Aim of the task:
Look for "name" in each line of the entries, and return the matching lines.

### Material shown ###

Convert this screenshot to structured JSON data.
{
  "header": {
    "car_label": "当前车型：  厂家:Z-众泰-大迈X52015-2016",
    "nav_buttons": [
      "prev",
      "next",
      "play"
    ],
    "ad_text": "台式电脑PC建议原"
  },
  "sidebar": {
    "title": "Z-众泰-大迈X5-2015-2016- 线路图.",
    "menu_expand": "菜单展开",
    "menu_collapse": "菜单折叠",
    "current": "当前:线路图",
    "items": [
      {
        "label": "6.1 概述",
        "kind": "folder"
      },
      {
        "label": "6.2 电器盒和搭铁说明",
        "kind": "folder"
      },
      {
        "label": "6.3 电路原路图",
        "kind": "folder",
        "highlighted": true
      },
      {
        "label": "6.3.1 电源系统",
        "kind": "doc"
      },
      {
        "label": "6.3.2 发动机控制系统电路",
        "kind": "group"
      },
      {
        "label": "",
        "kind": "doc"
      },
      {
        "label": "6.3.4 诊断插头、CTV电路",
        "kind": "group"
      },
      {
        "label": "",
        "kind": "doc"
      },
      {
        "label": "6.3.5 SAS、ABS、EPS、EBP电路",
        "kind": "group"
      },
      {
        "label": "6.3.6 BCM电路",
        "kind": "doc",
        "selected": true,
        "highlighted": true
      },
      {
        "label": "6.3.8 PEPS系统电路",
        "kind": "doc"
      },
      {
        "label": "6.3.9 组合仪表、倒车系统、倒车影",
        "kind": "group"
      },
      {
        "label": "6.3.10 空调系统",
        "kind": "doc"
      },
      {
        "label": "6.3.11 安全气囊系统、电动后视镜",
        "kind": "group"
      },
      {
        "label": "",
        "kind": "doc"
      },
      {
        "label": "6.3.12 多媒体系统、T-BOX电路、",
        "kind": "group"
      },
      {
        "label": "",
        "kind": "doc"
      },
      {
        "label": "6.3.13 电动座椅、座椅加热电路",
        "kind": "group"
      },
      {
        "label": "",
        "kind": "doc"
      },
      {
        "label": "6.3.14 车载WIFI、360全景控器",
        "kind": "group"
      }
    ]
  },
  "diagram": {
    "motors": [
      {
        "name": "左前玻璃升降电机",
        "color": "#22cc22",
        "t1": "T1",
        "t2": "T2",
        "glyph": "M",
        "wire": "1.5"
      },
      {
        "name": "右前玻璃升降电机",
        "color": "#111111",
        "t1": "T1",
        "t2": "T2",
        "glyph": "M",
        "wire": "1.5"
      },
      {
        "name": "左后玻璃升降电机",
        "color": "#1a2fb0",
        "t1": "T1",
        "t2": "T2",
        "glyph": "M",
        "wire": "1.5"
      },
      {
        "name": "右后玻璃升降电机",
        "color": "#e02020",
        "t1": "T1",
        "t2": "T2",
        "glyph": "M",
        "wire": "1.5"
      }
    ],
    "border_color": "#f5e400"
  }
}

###

Output for this exercise:
        "name": "左前玻璃升降电机",
        "name": "右前玻璃升降电机",
        "name": "左后玻璃升降电机",
        "name": "右后玻璃升降电机",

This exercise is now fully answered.